London house price growth has been absolutely bonkers and, according to HSBC, property prices are unlikely to stop rising in 2016.
However, the latest set of charts from Liz Martins and her team at HSBC just revealed a startling sticking point for property prices, and it looks like the London housing market bubble is ready to pop at any moment.
Take a look at this chart. Basically the gap between London house prices and how much people actually earn has widened so much, it is approaching nearly 10 times the national average of salaries:
Latest data from the Office for National Statistics showed that the average price for a property in London is at £531,000 ($802,467). Britain, and London in particular, is in a housing crisis and there is not enough supply to mop up rampant demand.
The first chart above reveals that while people are able to buy a house in London, their salaries are not keeping up with prices. So therefore, those still looking to get on the property ladder will increasingly struggle to buy a home.
But the gap between earnings and house prices suggest that the London property bubble could burst at any minute, if there are any big shifts in interest rates.
And the following chart is important to understanding why London is so susceptible to a bubble pop:
First time buyers are flooding the market and this is mainly because rates are still at a record low of 0.5% since March 2009, making money cheaper to borrow.
But importantly, the government scheme Help to Buy means people can rustle up just a 5% deposit while the government provides up to 20% of the price of a home. That makes buying a house affordable for a whole new group of people and for those who don’t even earn that much. After all the average salary is around £30,000 ($45,360) a year:

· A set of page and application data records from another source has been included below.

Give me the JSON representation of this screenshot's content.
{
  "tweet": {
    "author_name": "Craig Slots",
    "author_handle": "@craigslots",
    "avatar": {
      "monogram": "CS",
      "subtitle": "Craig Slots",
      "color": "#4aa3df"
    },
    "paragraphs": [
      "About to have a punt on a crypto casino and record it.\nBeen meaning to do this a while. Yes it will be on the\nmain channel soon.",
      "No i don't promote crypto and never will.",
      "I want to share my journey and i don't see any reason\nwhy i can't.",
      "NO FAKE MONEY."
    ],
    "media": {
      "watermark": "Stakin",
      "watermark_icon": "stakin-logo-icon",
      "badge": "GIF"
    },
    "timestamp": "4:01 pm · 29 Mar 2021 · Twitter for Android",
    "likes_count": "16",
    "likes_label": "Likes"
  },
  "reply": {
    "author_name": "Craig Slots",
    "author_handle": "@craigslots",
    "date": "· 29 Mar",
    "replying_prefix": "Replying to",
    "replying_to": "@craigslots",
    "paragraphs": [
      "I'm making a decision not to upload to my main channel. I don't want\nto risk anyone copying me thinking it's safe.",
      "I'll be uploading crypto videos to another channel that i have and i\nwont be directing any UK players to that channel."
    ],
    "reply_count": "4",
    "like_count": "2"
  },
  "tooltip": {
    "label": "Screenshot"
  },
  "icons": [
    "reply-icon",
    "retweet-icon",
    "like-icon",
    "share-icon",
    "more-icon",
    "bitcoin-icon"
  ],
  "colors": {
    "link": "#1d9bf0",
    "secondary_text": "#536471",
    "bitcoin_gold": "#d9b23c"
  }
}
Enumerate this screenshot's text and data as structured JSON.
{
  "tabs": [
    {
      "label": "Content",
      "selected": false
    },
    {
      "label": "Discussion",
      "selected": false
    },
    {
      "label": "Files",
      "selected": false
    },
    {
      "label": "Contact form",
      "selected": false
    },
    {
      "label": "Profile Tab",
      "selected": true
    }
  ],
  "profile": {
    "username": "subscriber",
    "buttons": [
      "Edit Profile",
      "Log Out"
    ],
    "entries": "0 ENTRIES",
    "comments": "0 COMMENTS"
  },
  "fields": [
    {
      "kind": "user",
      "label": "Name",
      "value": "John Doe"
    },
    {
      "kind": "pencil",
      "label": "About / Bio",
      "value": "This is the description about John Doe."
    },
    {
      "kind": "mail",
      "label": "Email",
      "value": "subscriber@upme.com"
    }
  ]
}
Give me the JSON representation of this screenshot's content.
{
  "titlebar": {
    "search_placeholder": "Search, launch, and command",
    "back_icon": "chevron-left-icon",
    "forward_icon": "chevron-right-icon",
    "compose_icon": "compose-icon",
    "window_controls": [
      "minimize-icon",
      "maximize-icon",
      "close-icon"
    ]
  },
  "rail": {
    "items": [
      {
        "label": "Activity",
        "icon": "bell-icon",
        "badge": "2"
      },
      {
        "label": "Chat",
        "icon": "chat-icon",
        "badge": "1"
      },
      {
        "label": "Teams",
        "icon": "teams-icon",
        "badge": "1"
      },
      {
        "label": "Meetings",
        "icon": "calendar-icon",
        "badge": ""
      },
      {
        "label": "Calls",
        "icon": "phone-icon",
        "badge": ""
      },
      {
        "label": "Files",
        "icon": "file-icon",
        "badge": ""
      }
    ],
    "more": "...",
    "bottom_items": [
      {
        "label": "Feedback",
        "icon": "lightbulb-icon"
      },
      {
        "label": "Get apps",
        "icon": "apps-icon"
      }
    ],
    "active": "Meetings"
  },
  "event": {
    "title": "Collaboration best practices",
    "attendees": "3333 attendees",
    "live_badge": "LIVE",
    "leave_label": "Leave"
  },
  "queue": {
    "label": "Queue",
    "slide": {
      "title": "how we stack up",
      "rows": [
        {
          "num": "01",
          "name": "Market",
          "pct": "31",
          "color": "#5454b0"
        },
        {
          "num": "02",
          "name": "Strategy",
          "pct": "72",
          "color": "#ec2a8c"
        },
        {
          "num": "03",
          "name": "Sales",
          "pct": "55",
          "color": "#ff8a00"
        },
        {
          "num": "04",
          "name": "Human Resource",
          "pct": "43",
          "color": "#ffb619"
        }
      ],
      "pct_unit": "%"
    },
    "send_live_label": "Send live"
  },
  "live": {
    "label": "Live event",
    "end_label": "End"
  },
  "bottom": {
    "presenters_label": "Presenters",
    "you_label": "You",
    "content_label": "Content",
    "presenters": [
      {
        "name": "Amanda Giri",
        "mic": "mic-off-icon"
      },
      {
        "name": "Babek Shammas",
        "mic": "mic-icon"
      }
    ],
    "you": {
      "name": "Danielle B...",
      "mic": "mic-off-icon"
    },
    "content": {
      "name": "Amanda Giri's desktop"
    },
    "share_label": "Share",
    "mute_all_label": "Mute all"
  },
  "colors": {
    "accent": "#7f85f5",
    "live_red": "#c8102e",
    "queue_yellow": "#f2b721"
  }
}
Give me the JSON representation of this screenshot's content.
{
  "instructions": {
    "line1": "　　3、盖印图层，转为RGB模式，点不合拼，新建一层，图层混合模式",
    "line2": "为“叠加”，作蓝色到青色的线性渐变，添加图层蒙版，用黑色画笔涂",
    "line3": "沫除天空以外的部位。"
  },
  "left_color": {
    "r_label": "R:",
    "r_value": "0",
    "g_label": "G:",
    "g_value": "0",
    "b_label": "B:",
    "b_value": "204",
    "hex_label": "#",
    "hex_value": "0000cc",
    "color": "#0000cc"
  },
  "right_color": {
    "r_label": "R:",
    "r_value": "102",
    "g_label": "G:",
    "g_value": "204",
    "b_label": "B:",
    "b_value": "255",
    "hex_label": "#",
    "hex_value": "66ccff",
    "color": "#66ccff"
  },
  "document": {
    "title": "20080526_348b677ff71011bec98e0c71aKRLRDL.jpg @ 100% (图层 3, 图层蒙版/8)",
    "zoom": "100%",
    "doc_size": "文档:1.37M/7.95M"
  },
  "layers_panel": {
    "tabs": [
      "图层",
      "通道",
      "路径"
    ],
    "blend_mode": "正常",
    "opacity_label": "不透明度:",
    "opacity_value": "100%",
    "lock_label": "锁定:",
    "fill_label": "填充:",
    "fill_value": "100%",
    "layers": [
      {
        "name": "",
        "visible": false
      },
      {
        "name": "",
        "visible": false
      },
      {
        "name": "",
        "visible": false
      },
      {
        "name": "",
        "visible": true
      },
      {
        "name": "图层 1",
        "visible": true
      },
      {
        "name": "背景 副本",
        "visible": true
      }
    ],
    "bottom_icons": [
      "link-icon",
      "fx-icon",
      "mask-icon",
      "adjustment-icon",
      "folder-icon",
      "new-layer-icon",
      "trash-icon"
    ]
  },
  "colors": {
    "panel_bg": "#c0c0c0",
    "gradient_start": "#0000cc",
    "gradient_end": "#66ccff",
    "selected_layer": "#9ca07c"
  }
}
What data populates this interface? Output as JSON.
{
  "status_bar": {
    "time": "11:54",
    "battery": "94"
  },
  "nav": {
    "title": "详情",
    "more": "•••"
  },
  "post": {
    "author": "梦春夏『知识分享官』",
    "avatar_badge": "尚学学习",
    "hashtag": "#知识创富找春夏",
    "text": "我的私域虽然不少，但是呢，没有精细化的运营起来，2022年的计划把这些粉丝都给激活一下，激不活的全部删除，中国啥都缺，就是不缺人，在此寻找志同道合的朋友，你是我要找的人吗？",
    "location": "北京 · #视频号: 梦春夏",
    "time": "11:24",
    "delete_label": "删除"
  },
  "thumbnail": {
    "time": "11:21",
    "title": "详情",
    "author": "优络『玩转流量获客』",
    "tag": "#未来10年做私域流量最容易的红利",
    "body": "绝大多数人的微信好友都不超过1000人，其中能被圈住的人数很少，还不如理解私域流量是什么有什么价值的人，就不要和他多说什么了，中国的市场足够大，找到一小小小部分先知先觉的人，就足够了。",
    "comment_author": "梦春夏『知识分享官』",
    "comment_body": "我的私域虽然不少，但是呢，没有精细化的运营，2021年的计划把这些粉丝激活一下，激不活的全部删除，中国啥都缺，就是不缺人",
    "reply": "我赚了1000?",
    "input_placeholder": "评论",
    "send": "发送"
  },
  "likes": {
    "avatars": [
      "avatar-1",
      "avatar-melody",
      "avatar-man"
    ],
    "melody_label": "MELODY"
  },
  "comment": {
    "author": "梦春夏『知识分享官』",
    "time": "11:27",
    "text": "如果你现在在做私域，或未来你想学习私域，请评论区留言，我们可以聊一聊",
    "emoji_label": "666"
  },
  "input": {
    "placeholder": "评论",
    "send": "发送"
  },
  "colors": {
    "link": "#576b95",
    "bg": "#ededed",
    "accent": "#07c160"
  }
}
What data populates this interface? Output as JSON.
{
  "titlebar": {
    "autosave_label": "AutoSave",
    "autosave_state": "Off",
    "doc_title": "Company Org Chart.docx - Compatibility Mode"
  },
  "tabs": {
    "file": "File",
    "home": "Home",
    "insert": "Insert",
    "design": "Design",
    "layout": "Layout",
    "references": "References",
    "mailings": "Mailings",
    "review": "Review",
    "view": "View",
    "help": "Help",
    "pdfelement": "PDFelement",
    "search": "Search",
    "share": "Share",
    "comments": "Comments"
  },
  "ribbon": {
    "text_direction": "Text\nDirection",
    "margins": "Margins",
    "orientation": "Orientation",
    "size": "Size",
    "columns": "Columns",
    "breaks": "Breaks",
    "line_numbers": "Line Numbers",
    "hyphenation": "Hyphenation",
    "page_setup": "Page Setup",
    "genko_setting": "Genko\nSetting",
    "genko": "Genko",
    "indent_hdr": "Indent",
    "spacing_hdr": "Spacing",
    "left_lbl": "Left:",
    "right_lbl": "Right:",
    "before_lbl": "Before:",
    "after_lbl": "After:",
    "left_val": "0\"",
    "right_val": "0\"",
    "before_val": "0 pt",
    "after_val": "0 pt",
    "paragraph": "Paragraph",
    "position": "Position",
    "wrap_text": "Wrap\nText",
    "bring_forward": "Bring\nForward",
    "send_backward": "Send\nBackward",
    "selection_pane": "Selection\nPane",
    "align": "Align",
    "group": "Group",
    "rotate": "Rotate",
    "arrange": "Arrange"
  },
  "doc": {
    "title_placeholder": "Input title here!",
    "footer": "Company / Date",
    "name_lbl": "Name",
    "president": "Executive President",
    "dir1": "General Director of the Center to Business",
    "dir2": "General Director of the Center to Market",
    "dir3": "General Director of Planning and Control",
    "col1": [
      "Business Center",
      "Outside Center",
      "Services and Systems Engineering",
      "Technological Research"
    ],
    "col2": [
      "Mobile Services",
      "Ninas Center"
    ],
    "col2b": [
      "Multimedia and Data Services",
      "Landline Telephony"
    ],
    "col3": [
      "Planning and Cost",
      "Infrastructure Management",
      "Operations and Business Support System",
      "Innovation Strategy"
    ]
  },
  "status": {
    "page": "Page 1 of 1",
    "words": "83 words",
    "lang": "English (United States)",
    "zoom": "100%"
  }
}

If the core group of people supping up the little supply in London are getting on the ladder only because they can afford mortgage payments right now, when they are cheap, then those people will struggle to afford mortgage payments if interest rates go up.
That’s unless they have somehow managed to increase their earnings as rapidly as house prices are growing.